TASK TO CARRY OUT: What is needed is a copy of each line in the listing that contains "image".

--- RECORDED DATA ---

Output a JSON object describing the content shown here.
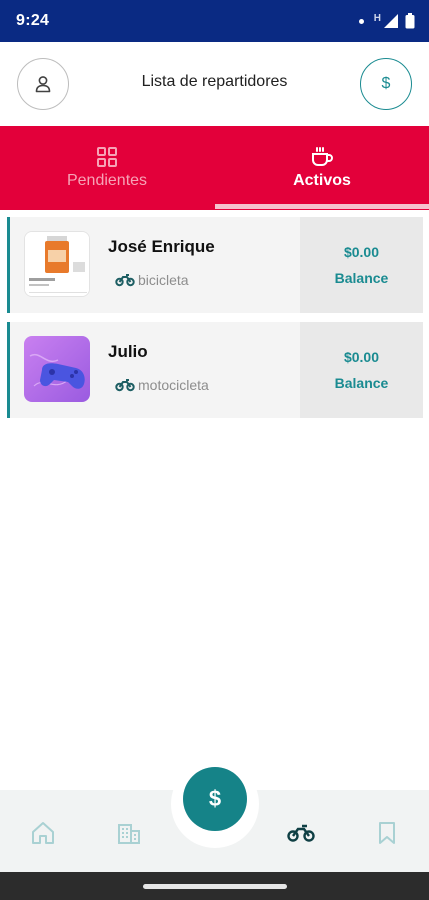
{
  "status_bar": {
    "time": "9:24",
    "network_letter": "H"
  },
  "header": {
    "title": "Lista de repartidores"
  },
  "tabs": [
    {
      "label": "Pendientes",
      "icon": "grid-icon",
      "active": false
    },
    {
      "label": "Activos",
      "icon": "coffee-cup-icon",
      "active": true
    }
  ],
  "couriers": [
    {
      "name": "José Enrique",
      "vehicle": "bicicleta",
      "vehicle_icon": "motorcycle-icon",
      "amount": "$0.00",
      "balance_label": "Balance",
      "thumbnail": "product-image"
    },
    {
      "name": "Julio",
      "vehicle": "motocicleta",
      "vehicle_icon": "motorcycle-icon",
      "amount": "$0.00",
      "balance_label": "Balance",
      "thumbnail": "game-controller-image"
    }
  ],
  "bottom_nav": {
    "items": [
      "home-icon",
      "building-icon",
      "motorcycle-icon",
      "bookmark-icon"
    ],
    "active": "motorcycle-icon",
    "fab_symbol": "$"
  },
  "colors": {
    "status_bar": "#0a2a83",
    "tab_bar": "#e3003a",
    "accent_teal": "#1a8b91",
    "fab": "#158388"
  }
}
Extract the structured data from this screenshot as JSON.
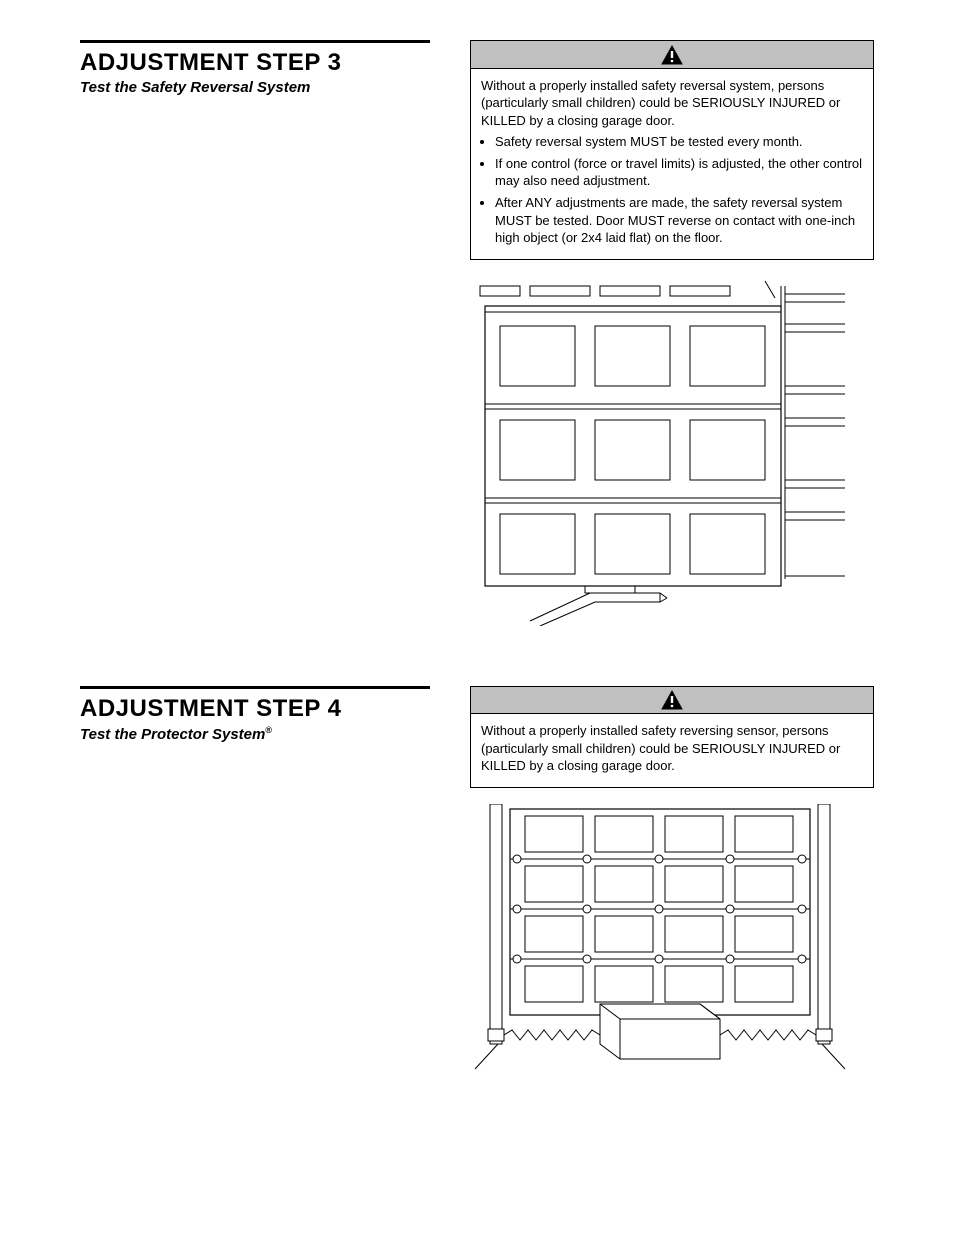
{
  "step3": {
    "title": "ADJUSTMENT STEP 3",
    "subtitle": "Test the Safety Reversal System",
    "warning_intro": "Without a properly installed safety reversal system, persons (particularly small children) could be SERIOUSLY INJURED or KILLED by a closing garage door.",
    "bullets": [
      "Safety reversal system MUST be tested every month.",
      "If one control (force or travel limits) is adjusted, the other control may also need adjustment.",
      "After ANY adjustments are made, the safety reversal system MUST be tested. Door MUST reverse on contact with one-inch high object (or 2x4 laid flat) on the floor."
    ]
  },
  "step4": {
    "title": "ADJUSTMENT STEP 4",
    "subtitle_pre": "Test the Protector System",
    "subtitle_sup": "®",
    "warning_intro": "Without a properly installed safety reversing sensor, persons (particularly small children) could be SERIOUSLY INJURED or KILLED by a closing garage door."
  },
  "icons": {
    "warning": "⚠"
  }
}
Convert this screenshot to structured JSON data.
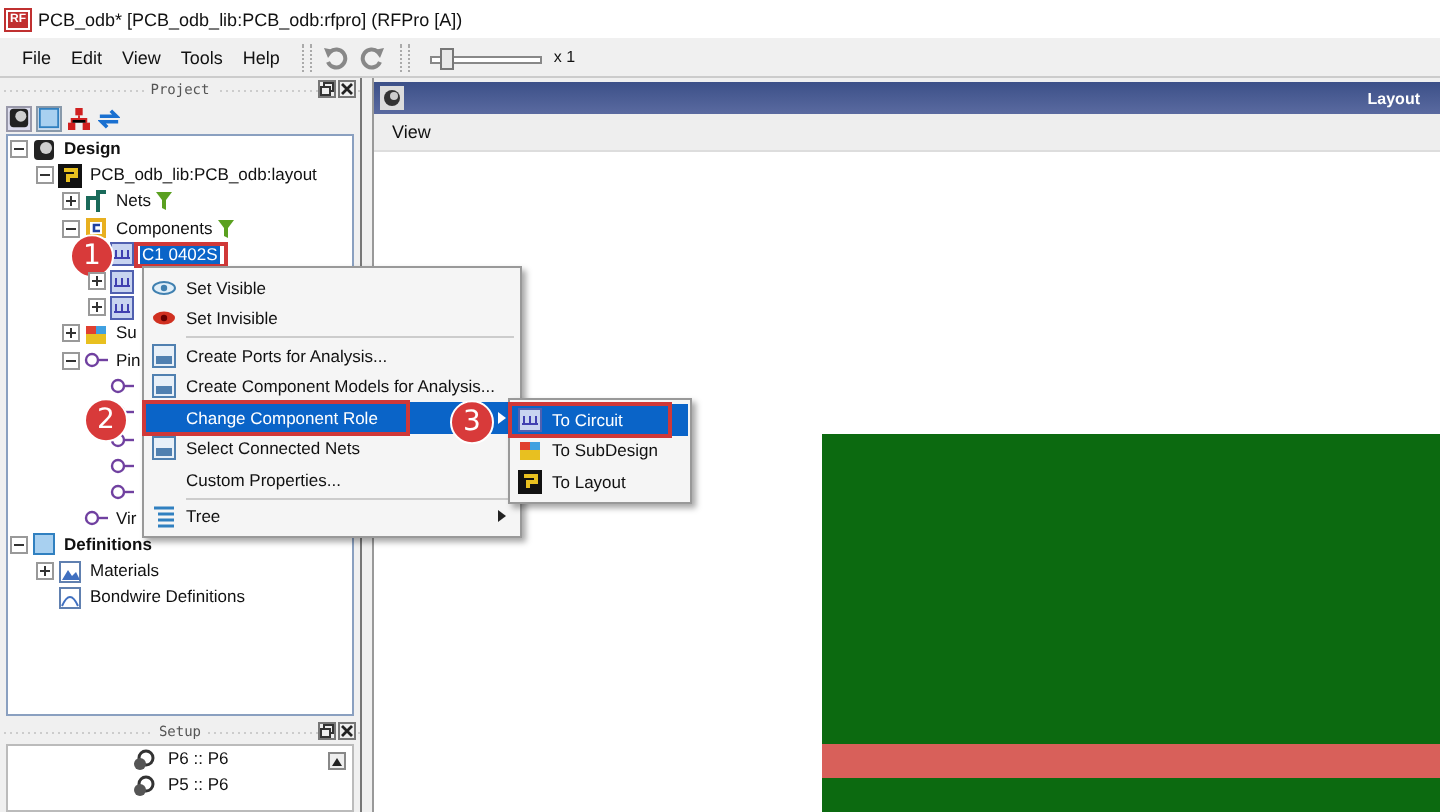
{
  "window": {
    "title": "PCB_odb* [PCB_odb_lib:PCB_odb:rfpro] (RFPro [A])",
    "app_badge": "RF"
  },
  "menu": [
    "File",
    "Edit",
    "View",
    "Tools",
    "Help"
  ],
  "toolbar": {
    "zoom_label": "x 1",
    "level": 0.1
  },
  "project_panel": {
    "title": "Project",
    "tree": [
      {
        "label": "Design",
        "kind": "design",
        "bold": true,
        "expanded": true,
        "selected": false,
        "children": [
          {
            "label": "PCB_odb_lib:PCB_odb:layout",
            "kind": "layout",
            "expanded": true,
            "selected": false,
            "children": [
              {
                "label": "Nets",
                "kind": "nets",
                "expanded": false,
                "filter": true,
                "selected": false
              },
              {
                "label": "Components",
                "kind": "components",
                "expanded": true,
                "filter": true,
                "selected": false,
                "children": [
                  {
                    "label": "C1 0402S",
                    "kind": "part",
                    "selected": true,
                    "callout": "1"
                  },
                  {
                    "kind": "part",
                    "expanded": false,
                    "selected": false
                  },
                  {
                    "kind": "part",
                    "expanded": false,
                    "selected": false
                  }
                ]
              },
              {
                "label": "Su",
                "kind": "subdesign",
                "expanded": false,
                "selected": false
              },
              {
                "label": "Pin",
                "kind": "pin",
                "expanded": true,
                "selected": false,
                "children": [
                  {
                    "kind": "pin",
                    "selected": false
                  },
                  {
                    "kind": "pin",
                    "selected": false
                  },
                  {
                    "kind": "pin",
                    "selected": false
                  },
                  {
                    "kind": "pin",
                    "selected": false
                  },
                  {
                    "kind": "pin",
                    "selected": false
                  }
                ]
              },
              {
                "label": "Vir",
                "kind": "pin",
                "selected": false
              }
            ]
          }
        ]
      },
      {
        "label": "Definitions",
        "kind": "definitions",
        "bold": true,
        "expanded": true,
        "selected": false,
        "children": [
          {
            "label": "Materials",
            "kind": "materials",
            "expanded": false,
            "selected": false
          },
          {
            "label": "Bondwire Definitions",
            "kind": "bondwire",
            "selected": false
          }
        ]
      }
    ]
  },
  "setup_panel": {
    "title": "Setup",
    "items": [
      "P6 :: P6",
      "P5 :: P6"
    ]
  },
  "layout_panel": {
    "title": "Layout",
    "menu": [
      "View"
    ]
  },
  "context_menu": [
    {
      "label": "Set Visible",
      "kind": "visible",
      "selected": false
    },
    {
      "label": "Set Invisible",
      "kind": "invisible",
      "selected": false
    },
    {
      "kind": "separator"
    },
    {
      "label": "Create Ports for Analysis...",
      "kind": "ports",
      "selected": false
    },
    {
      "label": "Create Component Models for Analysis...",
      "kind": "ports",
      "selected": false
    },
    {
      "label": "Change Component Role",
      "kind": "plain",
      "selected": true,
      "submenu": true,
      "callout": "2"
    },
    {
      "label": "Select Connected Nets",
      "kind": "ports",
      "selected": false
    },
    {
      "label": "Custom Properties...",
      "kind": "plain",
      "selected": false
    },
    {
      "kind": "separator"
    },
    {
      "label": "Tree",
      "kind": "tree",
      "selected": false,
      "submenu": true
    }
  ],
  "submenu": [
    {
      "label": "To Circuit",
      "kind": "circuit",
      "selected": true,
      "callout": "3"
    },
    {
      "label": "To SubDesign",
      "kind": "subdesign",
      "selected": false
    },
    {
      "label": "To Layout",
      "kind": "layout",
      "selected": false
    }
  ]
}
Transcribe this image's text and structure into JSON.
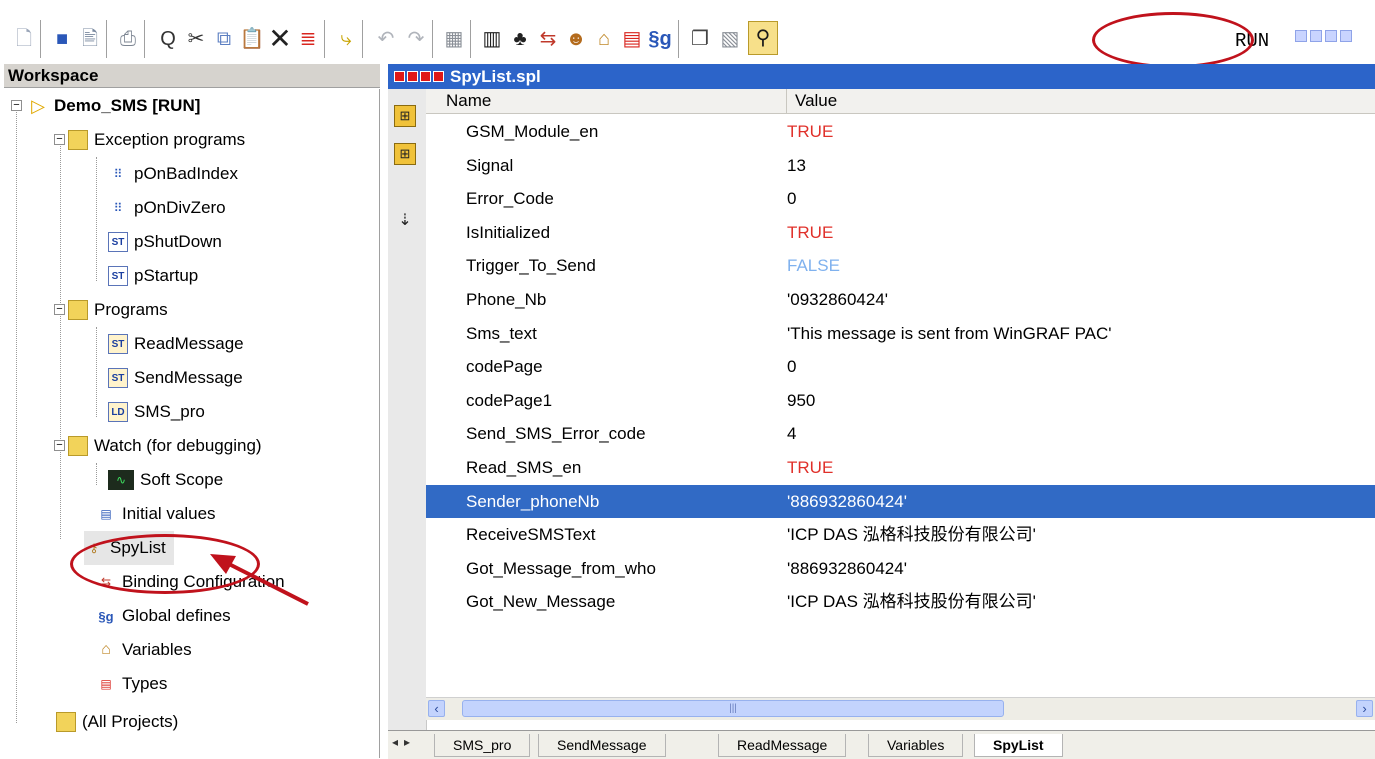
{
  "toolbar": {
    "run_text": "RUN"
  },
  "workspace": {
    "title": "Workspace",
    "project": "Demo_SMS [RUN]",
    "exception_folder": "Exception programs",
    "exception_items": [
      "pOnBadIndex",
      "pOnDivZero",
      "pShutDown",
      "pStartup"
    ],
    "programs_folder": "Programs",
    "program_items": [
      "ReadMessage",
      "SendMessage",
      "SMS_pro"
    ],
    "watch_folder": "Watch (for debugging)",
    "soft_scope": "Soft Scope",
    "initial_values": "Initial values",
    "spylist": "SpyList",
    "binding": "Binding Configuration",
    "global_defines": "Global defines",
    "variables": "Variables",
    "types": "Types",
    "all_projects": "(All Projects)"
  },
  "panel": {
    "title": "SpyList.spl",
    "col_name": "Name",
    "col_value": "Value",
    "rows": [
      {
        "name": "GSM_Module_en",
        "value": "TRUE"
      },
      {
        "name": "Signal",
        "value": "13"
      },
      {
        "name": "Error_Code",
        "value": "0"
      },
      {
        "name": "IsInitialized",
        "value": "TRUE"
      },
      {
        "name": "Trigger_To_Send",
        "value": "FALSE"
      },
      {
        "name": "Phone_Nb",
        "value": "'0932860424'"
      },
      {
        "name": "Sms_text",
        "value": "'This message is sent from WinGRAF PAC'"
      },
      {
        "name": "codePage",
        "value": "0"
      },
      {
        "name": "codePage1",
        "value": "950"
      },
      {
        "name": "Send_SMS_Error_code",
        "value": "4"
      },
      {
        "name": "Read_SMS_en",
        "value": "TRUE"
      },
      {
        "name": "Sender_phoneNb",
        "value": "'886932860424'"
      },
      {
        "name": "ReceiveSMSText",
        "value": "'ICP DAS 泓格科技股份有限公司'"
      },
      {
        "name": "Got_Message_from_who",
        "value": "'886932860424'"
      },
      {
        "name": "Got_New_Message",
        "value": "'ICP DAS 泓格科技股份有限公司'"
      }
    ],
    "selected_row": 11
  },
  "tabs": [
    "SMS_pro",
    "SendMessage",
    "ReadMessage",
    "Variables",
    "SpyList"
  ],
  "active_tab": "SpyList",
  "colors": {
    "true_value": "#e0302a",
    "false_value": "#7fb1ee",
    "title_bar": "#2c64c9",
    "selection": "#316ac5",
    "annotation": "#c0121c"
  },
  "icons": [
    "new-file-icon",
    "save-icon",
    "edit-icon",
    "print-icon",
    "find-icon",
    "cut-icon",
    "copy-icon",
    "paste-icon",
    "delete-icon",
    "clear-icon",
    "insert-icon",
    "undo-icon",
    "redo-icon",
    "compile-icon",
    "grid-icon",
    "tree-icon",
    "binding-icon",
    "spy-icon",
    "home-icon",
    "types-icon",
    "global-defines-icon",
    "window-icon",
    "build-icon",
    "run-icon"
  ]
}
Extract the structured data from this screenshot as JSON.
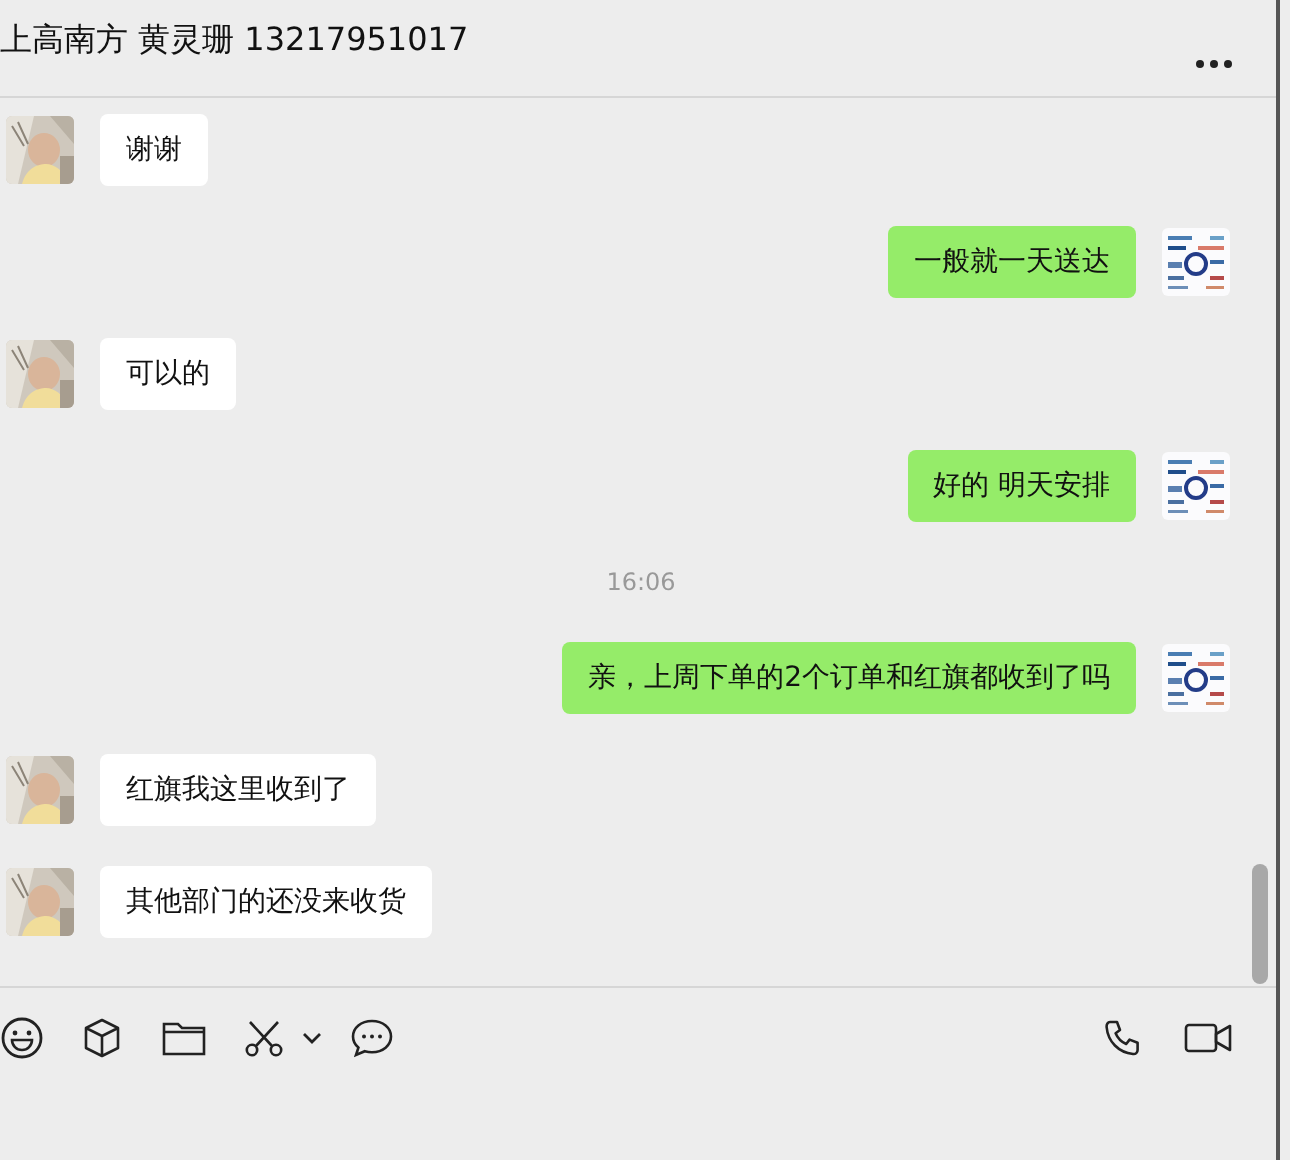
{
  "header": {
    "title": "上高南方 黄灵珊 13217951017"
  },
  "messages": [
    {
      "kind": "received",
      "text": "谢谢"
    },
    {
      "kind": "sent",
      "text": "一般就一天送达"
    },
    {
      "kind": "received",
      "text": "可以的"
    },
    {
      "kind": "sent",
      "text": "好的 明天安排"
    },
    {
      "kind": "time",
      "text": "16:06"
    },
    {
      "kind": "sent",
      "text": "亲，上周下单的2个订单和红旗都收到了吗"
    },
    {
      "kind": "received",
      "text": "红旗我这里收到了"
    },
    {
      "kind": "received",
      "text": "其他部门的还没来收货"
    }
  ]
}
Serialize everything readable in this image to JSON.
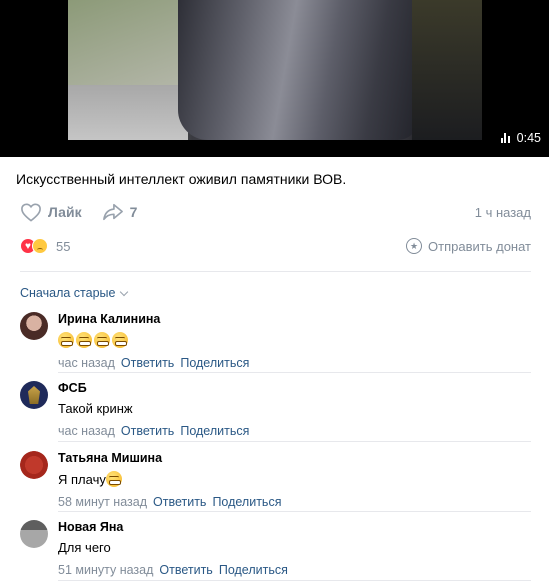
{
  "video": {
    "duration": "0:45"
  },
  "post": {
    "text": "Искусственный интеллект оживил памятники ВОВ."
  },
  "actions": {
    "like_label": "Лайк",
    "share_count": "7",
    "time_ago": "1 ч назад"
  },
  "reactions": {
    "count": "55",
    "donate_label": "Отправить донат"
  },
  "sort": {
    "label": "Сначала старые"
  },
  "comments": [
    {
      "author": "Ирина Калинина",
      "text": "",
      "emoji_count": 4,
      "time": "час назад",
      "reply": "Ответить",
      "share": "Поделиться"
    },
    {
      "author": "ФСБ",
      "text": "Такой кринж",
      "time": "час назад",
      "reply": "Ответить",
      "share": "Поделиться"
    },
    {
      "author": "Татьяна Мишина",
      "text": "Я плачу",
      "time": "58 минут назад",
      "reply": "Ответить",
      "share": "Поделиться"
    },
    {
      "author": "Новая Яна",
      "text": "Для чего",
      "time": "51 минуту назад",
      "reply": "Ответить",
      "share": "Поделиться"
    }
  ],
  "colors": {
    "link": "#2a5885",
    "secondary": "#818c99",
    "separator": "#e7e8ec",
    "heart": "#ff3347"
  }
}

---

WRITTEN RESPONSE:
      "thumbnail": "product-image"
      "thumbnail": "game-controller-image"
Transcribe this image's text and structure into JSON.
Serialize everything readable in this image to JSON.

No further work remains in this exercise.